Anyone who’s watched chef Brad Leone in action knows the man has opinions. The guy behind Bon Appetit’s “It’s Alive” cooking videos, and the former test kitchen manager, is as known for his personality as he is for his cooking prowess. When he gave Grub Street a list of his favorite things last fall, and a $6 fish spatula made the cut alongside a $1,100 hunting bow, well, we took notice. That sucker must be pretty dang good. 

How good is it? To find out, I bought his “go-to flipping thing” — the Winco FST-6 fish spatula — and gave it a test drive in my own kitchen. 

I’ll admit I was a little disappointed when it first arrived. At just 2 ounces, it’s so lightweight it feels cheap. The wood handle doesn’t seem sturdy or heavy, like some of my other wood-handled tools, so I have serious doubts about its longevity. It definitely can’t go in the dishwasher and will need regular oiling. 

Credit: Danielle Centoni
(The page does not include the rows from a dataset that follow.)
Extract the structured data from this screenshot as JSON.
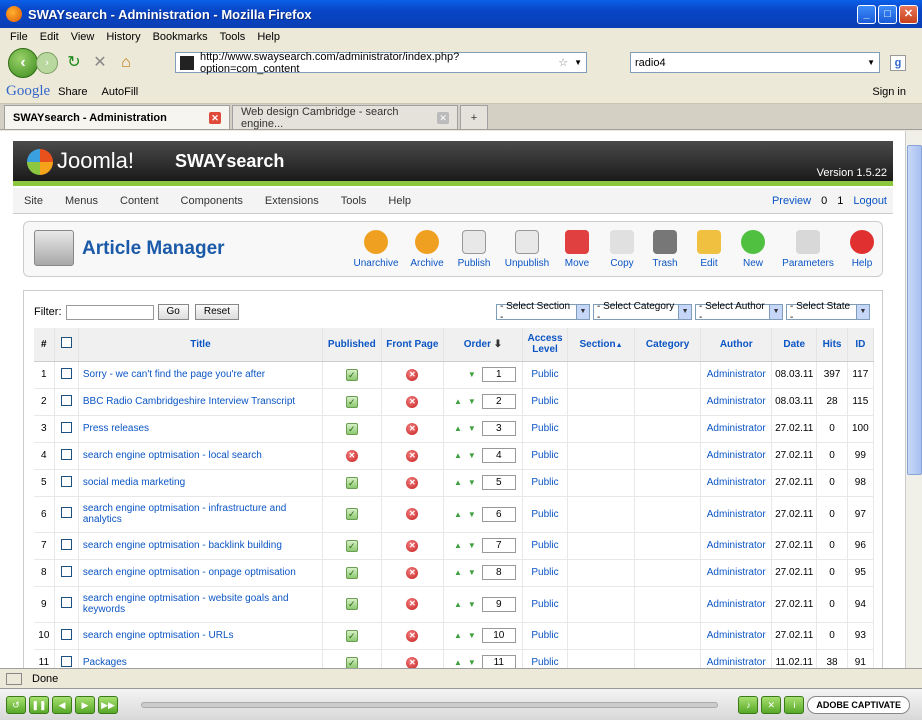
{
  "window": {
    "title": "SWAYsearch - Administration - Mozilla Firefox"
  },
  "menubar": [
    "File",
    "Edit",
    "View",
    "History",
    "Bookmarks",
    "Tools",
    "Help"
  ],
  "nav": {
    "url": "http://www.swaysearch.com/administrator/index.php?option=com_content",
    "search": "radio4"
  },
  "googlebar": {
    "logo": "Google",
    "share": "Share",
    "autofill": "AutoFill",
    "signin": "Sign in"
  },
  "tabs": [
    {
      "label": "SWAYsearch - Administration"
    },
    {
      "label": "Web design Cambridge - search engine..."
    }
  ],
  "joomla": {
    "logo": "Joomla!",
    "site": "SWAYsearch",
    "version": "Version 1.5.22"
  },
  "jmenu": [
    "Site",
    "Menus",
    "Content",
    "Components",
    "Extensions",
    "Tools",
    "Help"
  ],
  "jright": {
    "preview": "Preview",
    "msgs": "0",
    "users": "1",
    "logout": "Logout"
  },
  "page_title": "Article Manager",
  "toolbar": [
    "Unarchive",
    "Archive",
    "Publish",
    "Unpublish",
    "Move",
    "Copy",
    "Trash",
    "Edit",
    "New",
    "Parameters",
    "Help"
  ],
  "filter": {
    "label": "Filter:",
    "go": "Go",
    "reset": "Reset"
  },
  "selects": [
    "- Select Section -",
    "- Select Category -",
    "- Select Author -",
    "- Select State -"
  ],
  "columns": {
    "num": "#",
    "title": "Title",
    "published": "Published",
    "front": "Front Page",
    "order": "Order",
    "access": "Access Level",
    "section": "Section",
    "category": "Category",
    "author": "Author",
    "date": "Date",
    "hits": "Hits",
    "id": "ID"
  },
  "rows": [
    {
      "n": "1",
      "title": "Sorry - we can't find the page you're after",
      "pub": true,
      "order": "1",
      "access": "Public",
      "author": "Administrator",
      "date": "08.03.11",
      "hits": "397",
      "id": "117"
    },
    {
      "n": "2",
      "title": "BBC Radio Cambridgeshire Interview Transcript",
      "pub": true,
      "order": "2",
      "access": "Public",
      "author": "Administrator",
      "date": "08.03.11",
      "hits": "28",
      "id": "115"
    },
    {
      "n": "3",
      "title": "Press releases",
      "pub": true,
      "order": "3",
      "access": "Public",
      "author": "Administrator",
      "date": "27.02.11",
      "hits": "0",
      "id": "100"
    },
    {
      "n": "4",
      "title": "search engine optmisation - local search",
      "pub": false,
      "order": "4",
      "access": "Public",
      "author": "Administrator",
      "date": "27.02.11",
      "hits": "0",
      "id": "99"
    },
    {
      "n": "5",
      "title": "social media marketing",
      "pub": true,
      "order": "5",
      "access": "Public",
      "author": "Administrator",
      "date": "27.02.11",
      "hits": "0",
      "id": "98"
    },
    {
      "n": "6",
      "title": "search engine optmisation - infrastructure and analytics",
      "pub": true,
      "order": "6",
      "access": "Public",
      "author": "Administrator",
      "date": "27.02.11",
      "hits": "0",
      "id": "97"
    },
    {
      "n": "7",
      "title": "search engine optmisation - backlink building",
      "pub": true,
      "order": "7",
      "access": "Public",
      "author": "Administrator",
      "date": "27.02.11",
      "hits": "0",
      "id": "96"
    },
    {
      "n": "8",
      "title": "search engine optmisation - onpage optmisation",
      "pub": true,
      "order": "8",
      "access": "Public",
      "author": "Administrator",
      "date": "27.02.11",
      "hits": "0",
      "id": "95"
    },
    {
      "n": "9",
      "title": "search engine optmisation - website goals and keywords",
      "pub": true,
      "order": "9",
      "access": "Public",
      "author": "Administrator",
      "date": "27.02.11",
      "hits": "0",
      "id": "94"
    },
    {
      "n": "10",
      "title": "search engine optmisation - URLs",
      "pub": true,
      "order": "10",
      "access": "Public",
      "author": "Administrator",
      "date": "27.02.11",
      "hits": "0",
      "id": "93"
    },
    {
      "n": "11",
      "title": "Packages",
      "pub": true,
      "order": "11",
      "access": "Public",
      "author": "Administrator",
      "date": "11.02.11",
      "hits": "38",
      "id": "91"
    }
  ],
  "status": "Done",
  "captivate": "ADOBE CAPTIVATE"
}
But in terms of performance, Brad was right on. He says he uses the spatula to flip far more than fish. I tried it out with salmon fillets, pork chops, eggs, crepes, pancakes, and mashed potato fritters. In every instance it worked great. The stainless steel is really thin, so it slips under food easily. The beveled edge is slightly knife-like, so it loosens things as it slips under. And I really liked how the slats allowed excess oil to drip off. This came in especially handy when making those fritters. 

Credit: Danielle Centoni
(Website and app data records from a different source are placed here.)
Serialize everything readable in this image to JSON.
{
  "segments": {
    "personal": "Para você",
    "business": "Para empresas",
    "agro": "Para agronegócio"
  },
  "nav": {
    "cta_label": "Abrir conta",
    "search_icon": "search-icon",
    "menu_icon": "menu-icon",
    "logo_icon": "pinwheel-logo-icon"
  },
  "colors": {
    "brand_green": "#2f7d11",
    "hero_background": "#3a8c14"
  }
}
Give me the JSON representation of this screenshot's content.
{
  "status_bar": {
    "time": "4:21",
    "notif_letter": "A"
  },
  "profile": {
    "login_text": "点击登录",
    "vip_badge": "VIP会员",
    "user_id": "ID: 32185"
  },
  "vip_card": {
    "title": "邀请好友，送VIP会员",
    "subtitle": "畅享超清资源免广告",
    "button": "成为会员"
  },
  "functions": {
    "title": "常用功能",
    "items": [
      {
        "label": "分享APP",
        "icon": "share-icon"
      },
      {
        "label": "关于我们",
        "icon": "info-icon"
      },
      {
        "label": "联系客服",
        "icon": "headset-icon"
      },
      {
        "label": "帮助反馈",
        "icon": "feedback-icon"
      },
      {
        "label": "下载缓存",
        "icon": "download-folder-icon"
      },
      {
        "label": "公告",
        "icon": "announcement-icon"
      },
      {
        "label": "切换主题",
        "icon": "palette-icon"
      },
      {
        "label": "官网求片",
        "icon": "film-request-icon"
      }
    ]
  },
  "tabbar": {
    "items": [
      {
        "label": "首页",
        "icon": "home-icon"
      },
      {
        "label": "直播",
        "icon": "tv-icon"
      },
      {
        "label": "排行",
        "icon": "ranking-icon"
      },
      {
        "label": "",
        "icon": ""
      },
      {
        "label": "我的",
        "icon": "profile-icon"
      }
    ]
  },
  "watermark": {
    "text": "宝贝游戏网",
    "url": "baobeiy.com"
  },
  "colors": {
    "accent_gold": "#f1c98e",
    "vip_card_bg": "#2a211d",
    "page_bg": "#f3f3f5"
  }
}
Vest of all, the long, 6 1/2-inch surface means it can support a large item without half of whatever-it-is-you’re-flipping falling off and breaking. I could get almost a whole crepe onto it! I also really liked that the spatula head was flexible but not angled off the handle. The angle on my regular thin metal spatula sometimes gets in the way, but this is just a straight flat surface that can flex as you slip it into the pan.

I found myself reaching for it to slip around the edges a cake pan to loosen the cake, and to pop mini bundts out of their pan. Having a flexible metal tool that’s even thinner than a butter knife really comes in handy. 
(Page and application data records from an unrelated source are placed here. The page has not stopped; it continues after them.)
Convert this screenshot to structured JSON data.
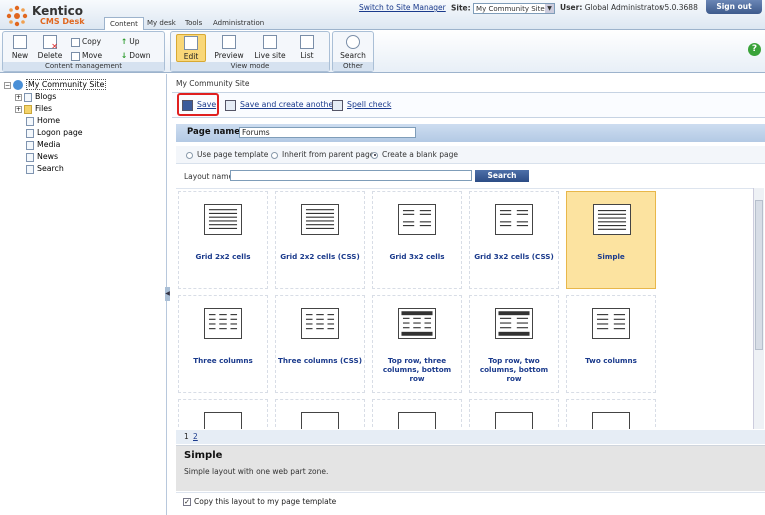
{
  "app": {
    "logo_title": "Kentico",
    "logo_subtitle": "CMS Desk",
    "tabs": [
      {
        "label": "Content",
        "active": true
      },
      {
        "label": "My desk",
        "active": false
      },
      {
        "label": "Tools",
        "active": false
      },
      {
        "label": "Administration",
        "active": false
      }
    ],
    "switch_link": "Switch to Site Manager",
    "site_label": "Site:",
    "site_value": "My Community Site",
    "user_label": "User:",
    "user_value": "Global Administrator",
    "version": "v5.0.3688",
    "signout": "Sign out"
  },
  "ribbon": {
    "content_management": {
      "label": "Content management",
      "new": "New",
      "delete": "Delete",
      "copy": "Copy",
      "move": "Move",
      "up": "Up",
      "down": "Down"
    },
    "view_mode": {
      "label": "View mode",
      "edit": "Edit",
      "preview": "Preview",
      "live_site": "Live site",
      "list": "List",
      "active": "Edit"
    },
    "other": {
      "label": "Other",
      "search": "Search"
    }
  },
  "tree": {
    "root": "My Community Site",
    "items": [
      "Blogs",
      "Files",
      "Home",
      "Logon page",
      "Media",
      "News",
      "Search"
    ]
  },
  "main": {
    "breadcrumb": "My Community Site",
    "actions": {
      "save": "Save",
      "save_create": "Save and create another",
      "spell": "Spell check"
    },
    "page_name_label": "Page name:",
    "page_name_value": "Forums",
    "radios": [
      {
        "label": "Use page template",
        "checked": false
      },
      {
        "label": "Inherit from parent page",
        "checked": false
      },
      {
        "label": "Create a blank page",
        "checked": true
      }
    ],
    "layout_name_label": "Layout name:",
    "layout_name_value": "",
    "search_button": "Search",
    "layouts": [
      {
        "name": "Grid 2x2 cells",
        "selected": false
      },
      {
        "name": "Grid 2x2 cells (CSS)",
        "selected": false
      },
      {
        "name": "Grid 3x2 cells",
        "selected": false
      },
      {
        "name": "Grid 3x2 cells (CSS)",
        "selected": false
      },
      {
        "name": "Simple",
        "selected": true
      },
      {
        "name": "Three columns",
        "selected": false
      },
      {
        "name": "Three columns (CSS)",
        "selected": false
      },
      {
        "name": "Top row, three columns, bottom row",
        "selected": false
      },
      {
        "name": "Top row, two columns, bottom row",
        "selected": false
      },
      {
        "name": "Two columns",
        "selected": false
      }
    ],
    "pager": [
      "1",
      "2"
    ],
    "selected_title": "Simple",
    "selected_desc": "Simple layout with one web part zone.",
    "copy_layout_label": "Copy this layout to my page template",
    "copy_layout_checked": true
  },
  "colors": {
    "accent": "#1a3a8c",
    "selected_bg": "#fce3a0",
    "save_highlight": "#e02020"
  }
}
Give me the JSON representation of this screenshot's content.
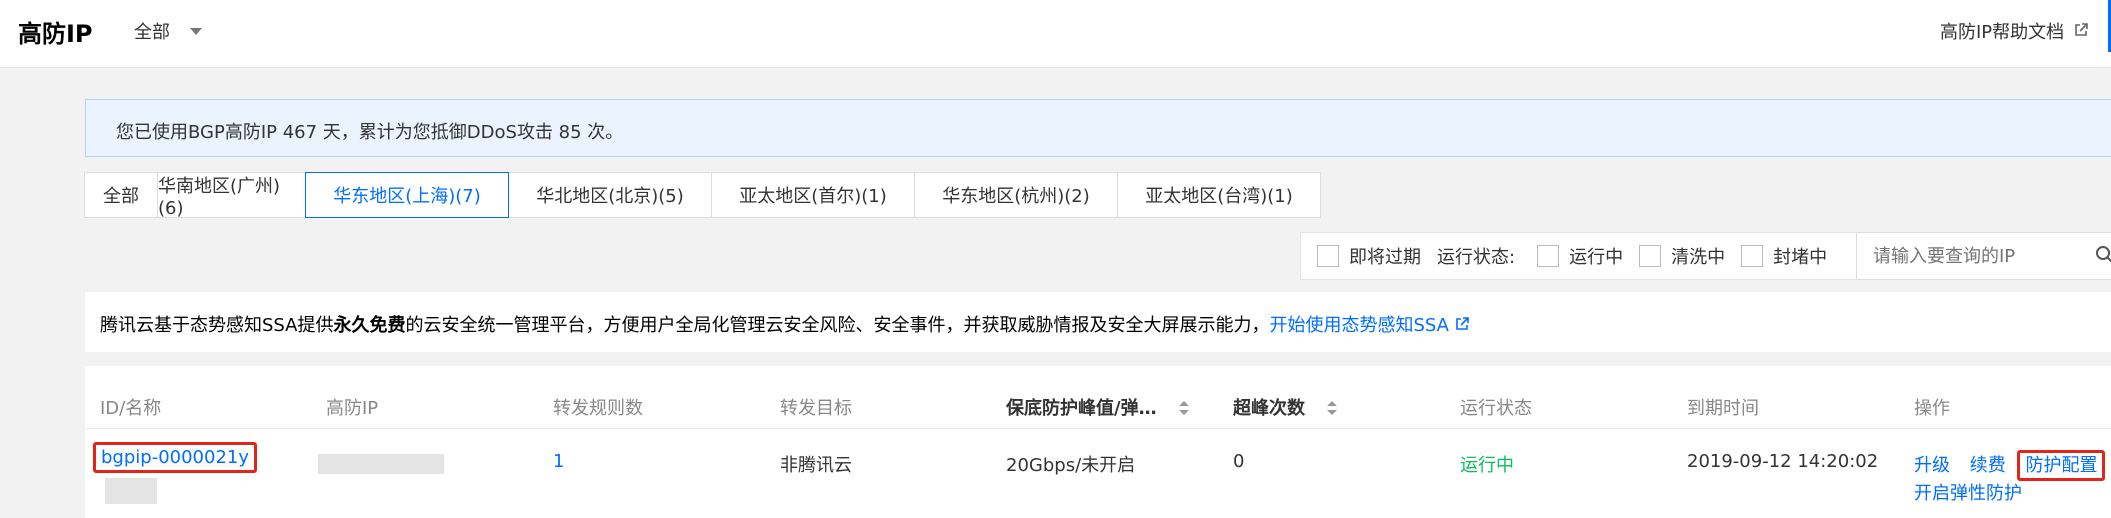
{
  "header": {
    "title": "高防IP",
    "scope": "全部",
    "help_link": "高防IP帮助文档"
  },
  "notice": {
    "text": "您已使用BGP高防IP 467 天，累计为您抵御DDoS攻击 85 次。"
  },
  "region_tabs": [
    {
      "label": "全部",
      "active": false
    },
    {
      "label": "华南地区(广州)(6)",
      "active": false
    },
    {
      "label": "华东地区(上海)(7)",
      "active": true
    },
    {
      "label": "华北地区(北京)(5)",
      "active": false
    },
    {
      "label": "亚太地区(首尔)(1)",
      "active": false
    },
    {
      "label": "华东地区(杭州)(2)",
      "active": false
    },
    {
      "label": "亚太地区(台湾)(1)",
      "active": false
    }
  ],
  "filters": {
    "expiring": "即将过期",
    "status_label": "运行状态:",
    "running": "运行中",
    "cleaning": "清洗中",
    "blocked": "封堵中",
    "search_placeholder": "请输入要查询的IP"
  },
  "ssa_banner": {
    "text_before": "腾讯云基于态势感知SSA提供",
    "text_bold": "永久免费",
    "text_after": "的云安全统一管理平台，方便用户全局化管理云安全风险、安全事件，并获取威胁情报及安全大屏展示能力，",
    "link": "开始使用态势感知SSA"
  },
  "table": {
    "columns": [
      "ID/名称",
      "高防IP",
      "转发规则数",
      "转发目标",
      "保底防护峰值/弹…",
      "超峰次数",
      "运行状态",
      "到期时间",
      "操作"
    ],
    "rows": [
      {
        "id": "bgpip-0000021y",
        "rules": "1",
        "target": "非腾讯云",
        "peak": "20Gbps/未开启",
        "exceed": "0",
        "status": "运行中",
        "expire": "2019-09-12 14:20:02",
        "actions": {
          "upgrade": "升级",
          "renew": "续费",
          "protect": "防护配置",
          "elastic": "开启弹性防护"
        }
      }
    ]
  },
  "colors": {
    "accent": "#006eff",
    "running": "#0abf5b",
    "highlight": "#e1251b"
  }
}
Credit: Danielle Centoni

So, is Brad’s favorite tool one of mine as well? Absolutely. Do I wish the handle was a tad more robust? I do, but $6 for a kitchen workhorse is hard to beat.